*** Opening Available data ***

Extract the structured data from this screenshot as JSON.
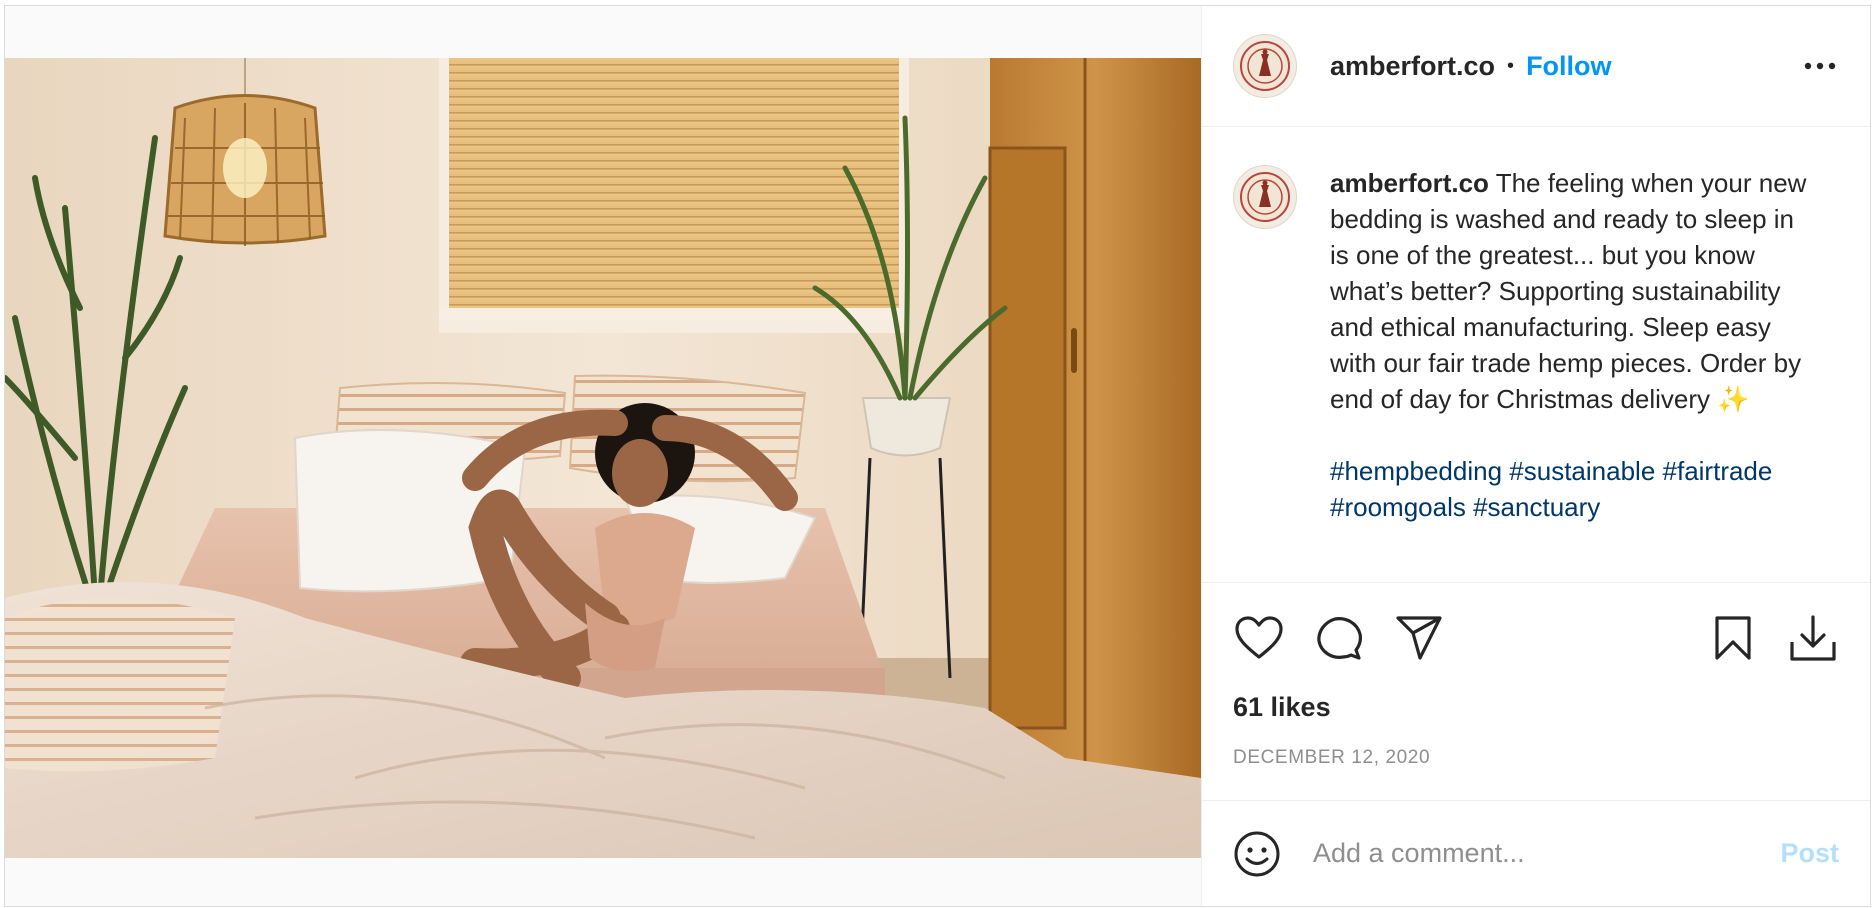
{
  "post": {
    "username": "amberfort.co",
    "follow_label": "Follow",
    "separator": "•",
    "avatar_icon": "amberfort-logo-icon",
    "more_icon": "more-options-icon",
    "caption_text": "The feeling when your new bedding is washed and ready to sleep in is one of the greatest... but you know what’s better? Supporting sustainability and ethical manufacturing. Sleep easy with our fair trade hemp pieces. Order by end of day for Christmas delivery ✨",
    "hashtags": [
      "#hempbedding",
      "#sustainable",
      "#fairtrade",
      "#roomgoals",
      "#sanctuary"
    ],
    "likes_label": "61 likes",
    "date_label": "DECEMBER 12, 2020"
  },
  "actions": {
    "like_icon": "heart-icon",
    "comment_icon": "comment-icon",
    "share_icon": "share-icon",
    "save_icon": "bookmark-icon",
    "download_icon": "download-icon"
  },
  "comment": {
    "placeholder": "Add a comment...",
    "post_label": "Post",
    "emoji_icon": "emoji-icon"
  },
  "colors": {
    "follow": "#0095f6",
    "hashtag": "#00376b",
    "post_disabled": "#b2dffc",
    "secondary_text": "#8e8e8e",
    "border": "#dbdbdb"
  }
}
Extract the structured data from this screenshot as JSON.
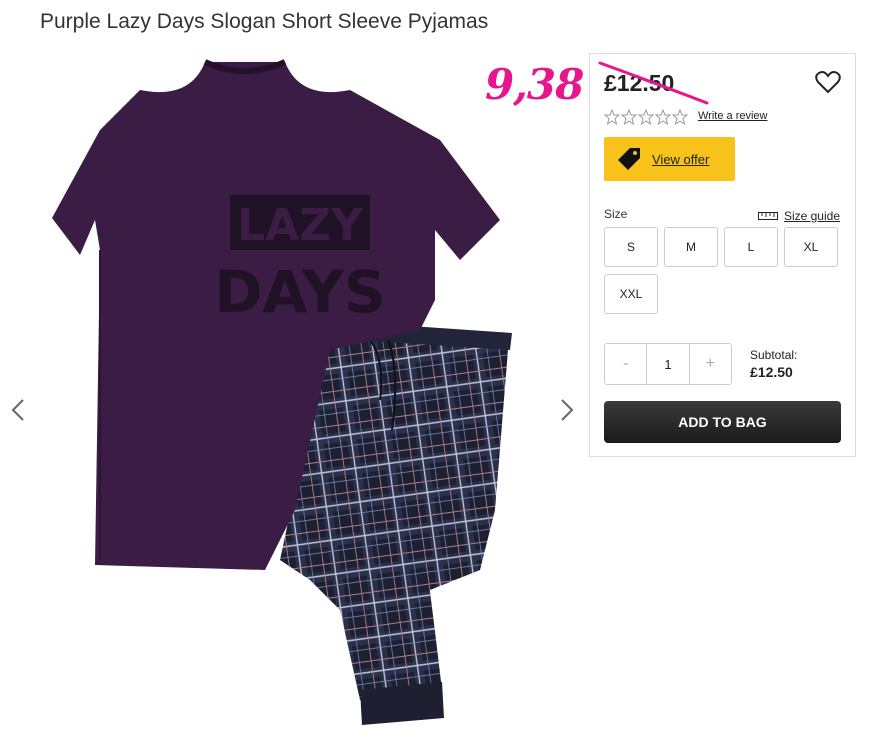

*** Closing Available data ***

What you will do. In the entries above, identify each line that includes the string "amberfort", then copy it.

Exercise solution.
    "username": "amberfort.co",
    "avatar_icon": "amberfort-logo-icon",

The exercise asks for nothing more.